Did you know that it’s actually easier for me to sit down in front of a blank page and start a new book than it is to sit down and write this blog?
It’s true, and so, because I have been struggling for a topic this week, I thought I’d explore my struggle with you—I bet you’re glad this isn’t a paid subscription blog. Seriously, if the comment section was truly interactive, you could all be my therapists. All both of you…
But I digress. As therapists, feel free to label this a coping mechanism. Or just assume I saw something shiny.
So let’s start with the basic question: Why is writing something long and involved and chock full of revisions easier to write than this thing? Let’s begin with a basic analysis.
- A book (typically 75,000 to 90,000 words) takes me between three and six months for the first draft. That’s a first draft I can live with. Not a perfect first draft, but one that’s headed in the right direction. That draft will typically bring out some combination of the following reactions during the revision process: “Not bad, I can work with that,” “That’s pretty good,” “No no no, what was I thinking?” and the always popular, “Who wrote this crap?”

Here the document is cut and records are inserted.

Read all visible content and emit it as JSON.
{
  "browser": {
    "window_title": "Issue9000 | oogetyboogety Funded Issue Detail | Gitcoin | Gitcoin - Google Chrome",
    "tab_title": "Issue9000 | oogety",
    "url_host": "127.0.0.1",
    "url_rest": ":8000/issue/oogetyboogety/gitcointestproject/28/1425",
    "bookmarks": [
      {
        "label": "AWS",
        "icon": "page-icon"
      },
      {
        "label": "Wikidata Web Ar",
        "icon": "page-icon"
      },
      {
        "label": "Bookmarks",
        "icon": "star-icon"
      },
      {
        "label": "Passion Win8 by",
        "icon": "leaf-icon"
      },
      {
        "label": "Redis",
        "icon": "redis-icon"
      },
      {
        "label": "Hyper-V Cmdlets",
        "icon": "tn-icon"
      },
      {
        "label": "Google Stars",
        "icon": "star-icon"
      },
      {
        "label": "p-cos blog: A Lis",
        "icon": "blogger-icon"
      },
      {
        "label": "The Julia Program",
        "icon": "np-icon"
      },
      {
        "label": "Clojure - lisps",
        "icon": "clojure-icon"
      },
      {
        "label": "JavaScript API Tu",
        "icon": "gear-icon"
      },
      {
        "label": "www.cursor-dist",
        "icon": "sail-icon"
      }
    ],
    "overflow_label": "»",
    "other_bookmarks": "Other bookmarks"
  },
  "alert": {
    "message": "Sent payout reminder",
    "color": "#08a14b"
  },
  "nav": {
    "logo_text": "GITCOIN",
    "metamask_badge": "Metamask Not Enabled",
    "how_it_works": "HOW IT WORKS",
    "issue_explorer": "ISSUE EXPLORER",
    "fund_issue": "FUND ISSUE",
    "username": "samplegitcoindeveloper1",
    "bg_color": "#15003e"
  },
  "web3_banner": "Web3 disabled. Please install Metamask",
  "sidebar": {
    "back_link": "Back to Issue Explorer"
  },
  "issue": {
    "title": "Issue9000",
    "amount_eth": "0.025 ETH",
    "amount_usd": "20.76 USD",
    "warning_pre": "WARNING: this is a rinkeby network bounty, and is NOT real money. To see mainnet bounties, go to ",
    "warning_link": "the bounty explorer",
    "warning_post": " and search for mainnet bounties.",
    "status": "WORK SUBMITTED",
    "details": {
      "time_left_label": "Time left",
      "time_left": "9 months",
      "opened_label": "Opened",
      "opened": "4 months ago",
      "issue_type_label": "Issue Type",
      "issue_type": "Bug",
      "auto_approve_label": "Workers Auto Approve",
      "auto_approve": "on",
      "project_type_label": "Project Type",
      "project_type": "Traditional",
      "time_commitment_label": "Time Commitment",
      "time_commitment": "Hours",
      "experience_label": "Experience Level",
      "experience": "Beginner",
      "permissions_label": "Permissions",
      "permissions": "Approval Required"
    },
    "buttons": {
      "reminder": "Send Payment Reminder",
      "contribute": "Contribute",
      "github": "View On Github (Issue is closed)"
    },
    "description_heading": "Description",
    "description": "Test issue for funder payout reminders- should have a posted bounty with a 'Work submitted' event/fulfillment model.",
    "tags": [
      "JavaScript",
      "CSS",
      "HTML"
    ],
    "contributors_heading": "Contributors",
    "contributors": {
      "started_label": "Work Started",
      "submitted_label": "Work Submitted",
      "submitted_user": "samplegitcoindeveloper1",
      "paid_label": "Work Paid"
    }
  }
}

- This hodge-podge of a draft spends between two weeks and a month marinating in a drawer, in hard copy form, while I plan and decide and research the next one. I’ve usually started putting words on that new blank sheet of paper when the oven-timer of novel writing dings.
- I do a careful, tedious red pen edit, at the end of which the manuscript looks like one of those movies where the possessed person holds a fat, black crayon in their fist and draws page after page of mindless spirals. I cut. I add. I go off in new directions. I move stuff around and rethink. Then I translate it to a computer file, revising even more as I go.
- I send it to peer readers, who’ll take weeks or months to read and comment. I read and listen to what they say carefully—accepting some things, jettisoning others, and usually exploring some new ideas that their suggestions either stated outright or inspired me to find.
- More revisions. My world is a sea of red-ink blood.
- On to my agent. Or, at the moment, in a holding pattern as I write a query letter or 12, several synopsises, and trot it out for the gauntlet of rejection.
Now let’s see how it works with a blog:
- I get an idea, or I sit down and start writing and hope an idea emerges. Like I did today…
- I do a first draft in 25 minutes to a couple hours, depending on how busy, tired, fill-in-the-blank I am. Since I typically write it the night before it’s due, like a high school term paper without a damn topic sentence, it sits marinating for a few hours at least.
- I read, revise, and send it to my web mistress, all in one sentence. And seriously, there has to be a better title than Web Mistress—it sounds almost pornographic.
The score: A novel costs me nine months to a year of my life, and I love it even when it’s hard and frustrating. A blog takes a few hours, tops, and it’s like a walk to the gallows every time.
Now, it’s your turn, doctor—or psychology mistress, if you prefer. What’s the solution?
C’mon. I know my hour’s not up yet.